SUPPLIED MATERIAL:
▬▬▬▬▬▬

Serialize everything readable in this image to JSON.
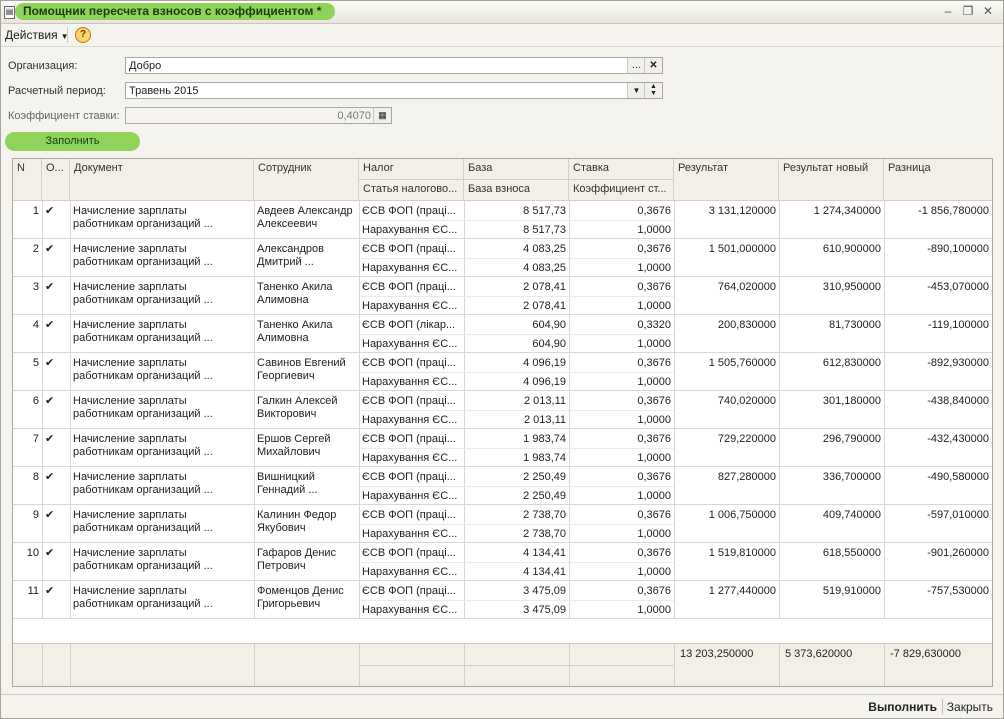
{
  "window": {
    "title": "Помощник пересчета взносов с коэффициентом *"
  },
  "toolbar": {
    "actions_label": "Действия",
    "help": "?"
  },
  "form": {
    "org_label": "Организация:",
    "org_value": "Добро",
    "period_label": "Расчетный период:",
    "period_value": "Травень 2015",
    "coef_label": "Коэффициент ставки:",
    "coef_value": "0,4070",
    "fill_button": "Заполнить"
  },
  "table": {
    "headers": {
      "n": "N",
      "o": "О...",
      "doc": "Документ",
      "emp": "Сотрудник",
      "tax": "Налог",
      "tax2": "Статья налогово...",
      "base": "База",
      "base2": "База взноса",
      "rate": "Ставка",
      "rate2": "Коэффициент ст...",
      "res": "Результат",
      "resnew": "Результат новый",
      "diff": "Разница"
    },
    "rows": [
      {
        "n": "1",
        "check": "✔",
        "doc1": "Начисление зарплаты",
        "doc2": "работникам организаций ...",
        "emp1": "Авдеев Александр",
        "emp2": "Алексеевич",
        "tax": "ЄСВ ФОП (праці...",
        "tax2": "Нарахування ЄС...",
        "base": "8 517,73",
        "base2": "8 517,73",
        "rate": "0,3676",
        "rate2": "1,0000",
        "res": "3 131,120000",
        "resnew": "1 274,340000",
        "diff": "-1 856,780000"
      },
      {
        "n": "2",
        "check": "✔",
        "doc1": "Начисление зарплаты",
        "doc2": "работникам организаций ...",
        "emp1": "Александров",
        "emp2": "Дмитрий ...",
        "tax": "ЄСВ ФОП (праці...",
        "tax2": "Нарахування ЄС...",
        "base": "4 083,25",
        "base2": "4 083,25",
        "rate": "0,3676",
        "rate2": "1,0000",
        "res": "1 501,000000",
        "resnew": "610,900000",
        "diff": "-890,100000"
      },
      {
        "n": "3",
        "check": "✔",
        "doc1": "Начисление зарплаты",
        "doc2": "работникам организаций ...",
        "emp1": "Таненко Акила",
        "emp2": "Алимовна",
        "tax": "ЄСВ ФОП (праці...",
        "tax2": "Нарахування ЄС...",
        "base": "2 078,41",
        "base2": "2 078,41",
        "rate": "0,3676",
        "rate2": "1,0000",
        "res": "764,020000",
        "resnew": "310,950000",
        "diff": "-453,070000"
      },
      {
        "n": "4",
        "check": "✔",
        "doc1": "Начисление зарплаты",
        "doc2": "работникам организаций ...",
        "emp1": "Таненко Акила",
        "emp2": "Алимовна",
        "tax": "ЄСВ ФОП (лікар...",
        "tax2": "Нарахування ЄС...",
        "base": "604,90",
        "base2": "604,90",
        "rate": "0,3320",
        "rate2": "1,0000",
        "res": "200,830000",
        "resnew": "81,730000",
        "diff": "-119,100000"
      },
      {
        "n": "5",
        "check": "✔",
        "doc1": "Начисление зарплаты",
        "doc2": "работникам организаций ...",
        "emp1": "Савинов Евгений",
        "emp2": "Георгиевич",
        "tax": "ЄСВ ФОП (праці...",
        "tax2": "Нарахування ЄС...",
        "base": "4 096,19",
        "base2": "4 096,19",
        "rate": "0,3676",
        "rate2": "1,0000",
        "res": "1 505,760000",
        "resnew": "612,830000",
        "diff": "-892,930000"
      },
      {
        "n": "6",
        "check": "✔",
        "doc1": "Начисление зарплаты",
        "doc2": "работникам организаций ...",
        "emp1": "Галкин Алексей",
        "emp2": "Викторович",
        "tax": "ЄСВ ФОП (праці...",
        "tax2": "Нарахування ЄС...",
        "base": "2 013,11",
        "base2": "2 013,11",
        "rate": "0,3676",
        "rate2": "1,0000",
        "res": "740,020000",
        "resnew": "301,180000",
        "diff": "-438,840000"
      },
      {
        "n": "7",
        "check": "✔",
        "doc1": "Начисление зарплаты",
        "doc2": "работникам организаций ...",
        "emp1": "Ершов Сергей",
        "emp2": "Михайлович",
        "tax": "ЄСВ ФОП (праці...",
        "tax2": "Нарахування ЄС...",
        "base": "1 983,74",
        "base2": "1 983,74",
        "rate": "0,3676",
        "rate2": "1,0000",
        "res": "729,220000",
        "resnew": "296,790000",
        "diff": "-432,430000"
      },
      {
        "n": "8",
        "check": "✔",
        "doc1": "Начисление зарплаты",
        "doc2": "работникам организаций ...",
        "emp1": "Вишницкий",
        "emp2": "Геннадий ...",
        "tax": "ЄСВ ФОП (праці...",
        "tax2": "Нарахування ЄС...",
        "base": "2 250,49",
        "base2": "2 250,49",
        "rate": "0,3676",
        "rate2": "1,0000",
        "res": "827,280000",
        "resnew": "336,700000",
        "diff": "-490,580000"
      },
      {
        "n": "9",
        "check": "✔",
        "doc1": "Начисление зарплаты",
        "doc2": "работникам организаций ...",
        "emp1": "Калинин Федор",
        "emp2": "Якубович",
        "tax": "ЄСВ ФОП (праці...",
        "tax2": "Нарахування ЄС...",
        "base": "2 738,70",
        "base2": "2 738,70",
        "rate": "0,3676",
        "rate2": "1,0000",
        "res": "1 006,750000",
        "resnew": "409,740000",
        "diff": "-597,010000"
      },
      {
        "n": "10",
        "check": "✔",
        "doc1": "Начисление зарплаты",
        "doc2": "работникам организаций ...",
        "emp1": "Гафаров Денис",
        "emp2": "Петрович",
        "tax": "ЄСВ ФОП (праці...",
        "tax2": "Нарахування ЄС...",
        "base": "4 134,41",
        "base2": "4 134,41",
        "rate": "0,3676",
        "rate2": "1,0000",
        "res": "1 519,810000",
        "resnew": "618,550000",
        "diff": "-901,260000"
      },
      {
        "n": "11",
        "check": "✔",
        "doc1": "Начисление зарплаты",
        "doc2": "работникам организаций ...",
        "emp1": "Фоменцов Денис",
        "emp2": "Григорьевич",
        "tax": "ЄСВ ФОП (праці...",
        "tax2": "Нарахування ЄС...",
        "base": "3 475,09",
        "base2": "3 475,09",
        "rate": "0,3676",
        "rate2": "1,0000",
        "res": "1 277,440000",
        "resnew": "519,910000",
        "diff": "-757,530000"
      }
    ],
    "totals": {
      "res": "13 203,250000",
      "resnew": "5 373,620000",
      "diff": "-7 829,630000"
    }
  },
  "bottom": {
    "execute": "Выполнить",
    "close": "Закрыть"
  }
}
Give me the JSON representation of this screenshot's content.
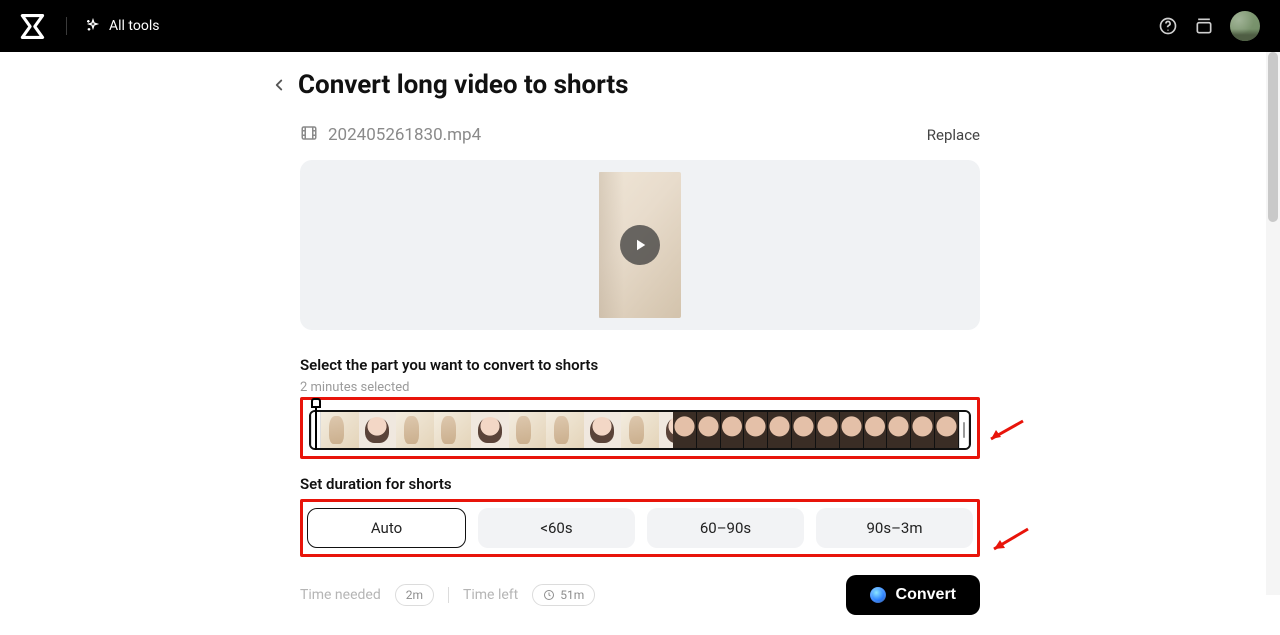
{
  "header": {
    "tools_label": "All tools"
  },
  "page": {
    "title": "Convert long video to shorts",
    "file_name": "202405261830.mp4",
    "replace_label": "Replace"
  },
  "selection": {
    "heading": "Select the part you want to convert to shorts",
    "selected_text": "2 minutes selected"
  },
  "duration": {
    "heading": "Set duration for shorts",
    "options": [
      "Auto",
      "<60s",
      "60–90s",
      "90s–3m"
    ],
    "active_index": 0
  },
  "footer": {
    "time_needed_label": "Time needed",
    "time_needed_value": "2m",
    "time_left_label": "Time left",
    "time_left_value": "51m",
    "convert_label": "Convert"
  }
}
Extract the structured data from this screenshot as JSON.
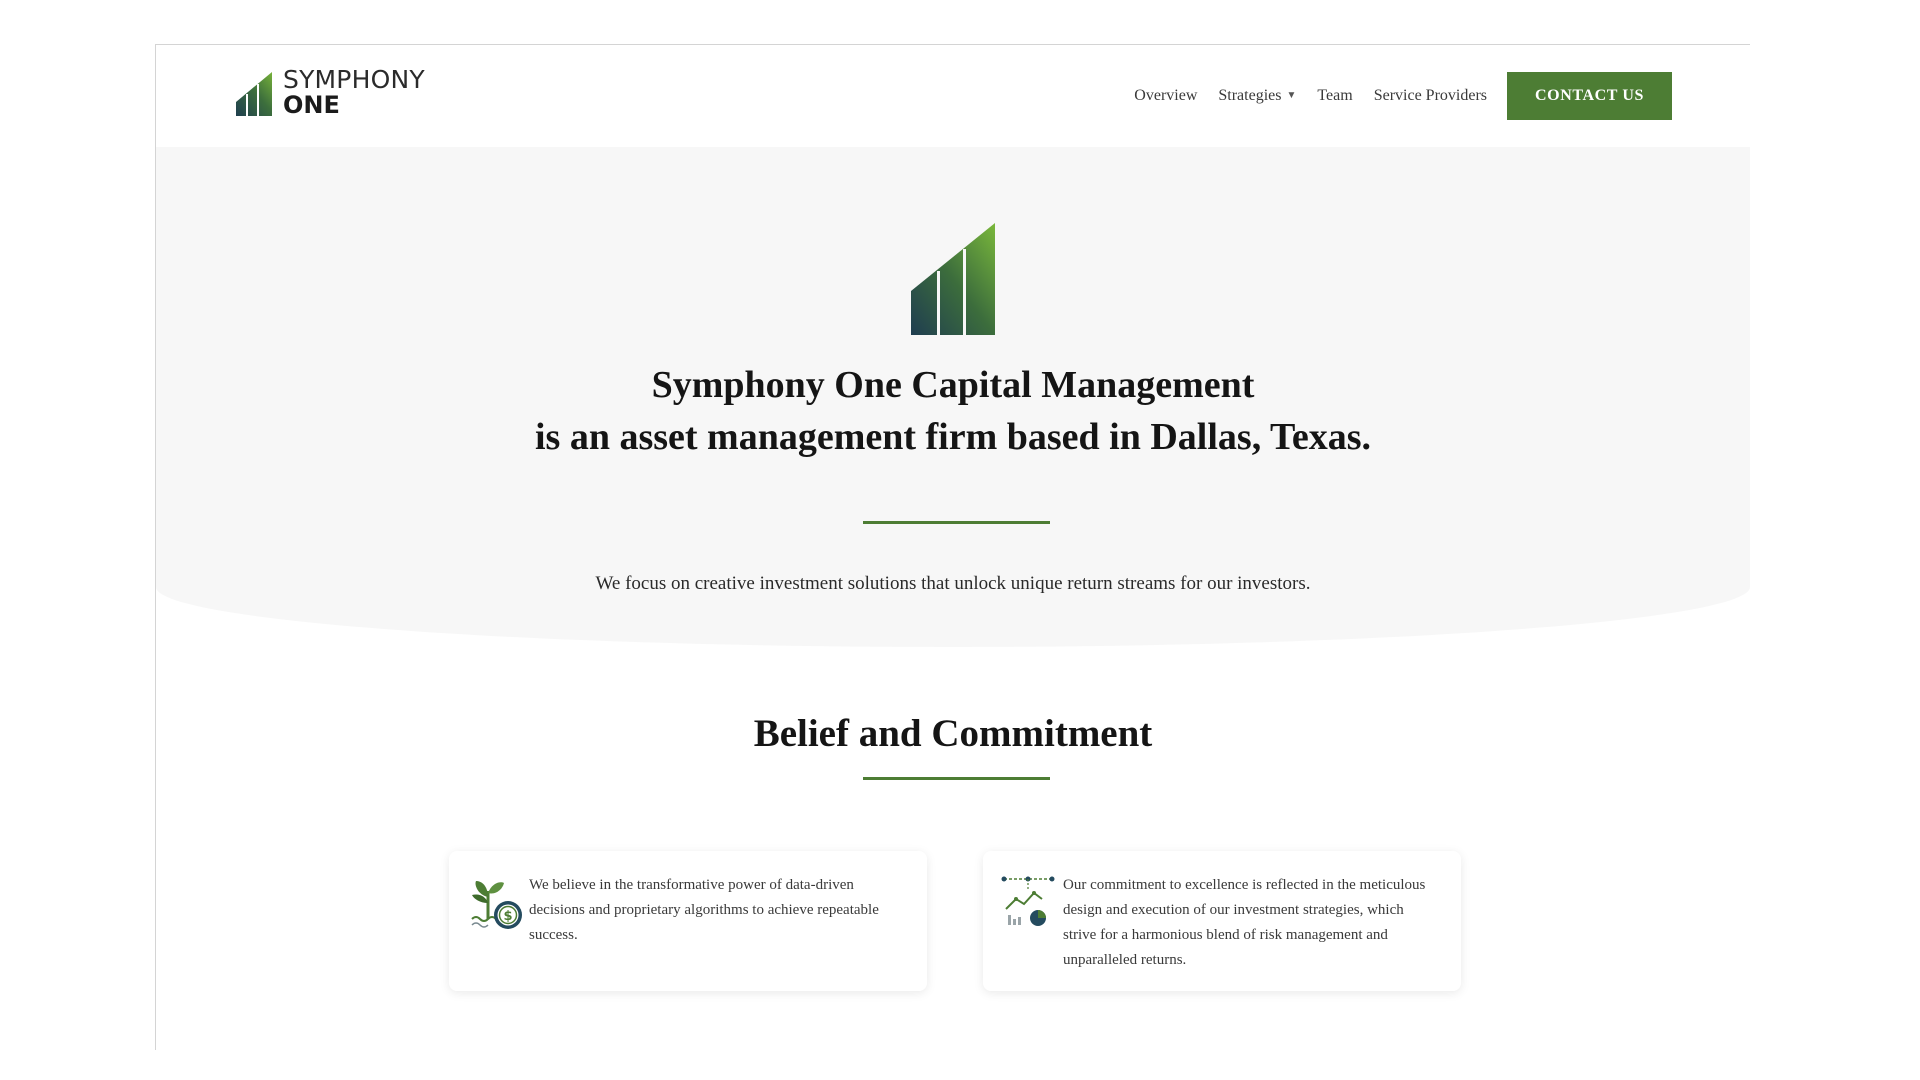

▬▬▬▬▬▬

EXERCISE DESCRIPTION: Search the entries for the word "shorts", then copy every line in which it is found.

FINISHED EXERCISE:
    "title": "Convert long video to shorts",
    "heading": "Select the part you want to convert to shorts",
    "heading": "Set duration for shorts",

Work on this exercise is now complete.